### WORK TASK:
Locate every line in the records below that contains the word "marker", and copy each one.

### RECORDS:
>>
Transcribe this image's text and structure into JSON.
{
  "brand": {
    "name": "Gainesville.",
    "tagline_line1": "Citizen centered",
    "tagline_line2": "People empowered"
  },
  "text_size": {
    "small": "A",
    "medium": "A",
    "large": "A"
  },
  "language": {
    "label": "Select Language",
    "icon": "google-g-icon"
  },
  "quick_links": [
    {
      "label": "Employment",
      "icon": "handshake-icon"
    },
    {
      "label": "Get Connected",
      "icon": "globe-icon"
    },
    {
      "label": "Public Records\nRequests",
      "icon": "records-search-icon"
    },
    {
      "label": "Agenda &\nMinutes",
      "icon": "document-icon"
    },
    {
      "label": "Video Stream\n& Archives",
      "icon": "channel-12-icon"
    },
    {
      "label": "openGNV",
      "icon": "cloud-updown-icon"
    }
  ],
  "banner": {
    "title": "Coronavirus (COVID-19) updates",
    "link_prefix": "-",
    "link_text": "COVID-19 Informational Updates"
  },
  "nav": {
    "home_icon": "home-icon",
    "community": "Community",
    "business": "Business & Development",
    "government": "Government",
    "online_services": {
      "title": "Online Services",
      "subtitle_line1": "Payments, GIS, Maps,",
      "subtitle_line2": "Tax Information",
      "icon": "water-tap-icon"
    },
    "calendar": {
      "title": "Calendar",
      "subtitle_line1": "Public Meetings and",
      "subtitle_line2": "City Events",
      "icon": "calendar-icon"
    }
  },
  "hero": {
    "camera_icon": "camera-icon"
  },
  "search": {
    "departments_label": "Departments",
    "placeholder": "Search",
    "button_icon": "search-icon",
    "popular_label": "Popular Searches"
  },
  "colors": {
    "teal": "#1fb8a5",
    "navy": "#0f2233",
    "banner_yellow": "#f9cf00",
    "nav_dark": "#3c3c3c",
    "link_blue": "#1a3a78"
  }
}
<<
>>
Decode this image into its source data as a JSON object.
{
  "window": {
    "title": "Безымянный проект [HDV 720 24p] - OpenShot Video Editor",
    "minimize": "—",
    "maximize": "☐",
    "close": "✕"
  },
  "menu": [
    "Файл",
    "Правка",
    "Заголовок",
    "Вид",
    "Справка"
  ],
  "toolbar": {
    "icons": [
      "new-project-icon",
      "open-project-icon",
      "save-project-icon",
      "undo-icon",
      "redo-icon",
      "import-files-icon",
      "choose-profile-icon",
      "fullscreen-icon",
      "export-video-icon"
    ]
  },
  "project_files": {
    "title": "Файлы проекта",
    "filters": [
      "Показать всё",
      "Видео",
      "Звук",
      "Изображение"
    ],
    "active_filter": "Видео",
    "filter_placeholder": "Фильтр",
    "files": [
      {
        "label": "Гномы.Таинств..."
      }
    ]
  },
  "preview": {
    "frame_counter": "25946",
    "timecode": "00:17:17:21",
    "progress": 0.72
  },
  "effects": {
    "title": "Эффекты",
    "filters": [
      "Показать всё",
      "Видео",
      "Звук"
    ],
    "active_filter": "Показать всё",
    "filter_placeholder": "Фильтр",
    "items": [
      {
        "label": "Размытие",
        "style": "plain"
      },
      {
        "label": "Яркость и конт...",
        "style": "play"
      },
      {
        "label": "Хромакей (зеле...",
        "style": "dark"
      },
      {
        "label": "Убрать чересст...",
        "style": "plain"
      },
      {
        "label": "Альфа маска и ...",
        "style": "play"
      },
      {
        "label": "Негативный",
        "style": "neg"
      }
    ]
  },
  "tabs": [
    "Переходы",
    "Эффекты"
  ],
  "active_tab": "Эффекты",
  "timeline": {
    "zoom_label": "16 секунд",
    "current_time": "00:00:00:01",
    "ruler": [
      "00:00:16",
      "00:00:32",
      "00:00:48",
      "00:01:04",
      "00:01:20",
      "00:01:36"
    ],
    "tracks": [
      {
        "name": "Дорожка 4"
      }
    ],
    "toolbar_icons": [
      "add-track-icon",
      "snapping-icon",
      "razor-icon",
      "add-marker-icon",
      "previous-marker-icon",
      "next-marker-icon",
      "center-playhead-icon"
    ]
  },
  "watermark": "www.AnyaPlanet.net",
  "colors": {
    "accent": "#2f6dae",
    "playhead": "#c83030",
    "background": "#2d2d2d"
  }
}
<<
### ANSWER SECTION:
      "add-marker-icon",
      "previous-marker-icon",
      "next-marker-icon",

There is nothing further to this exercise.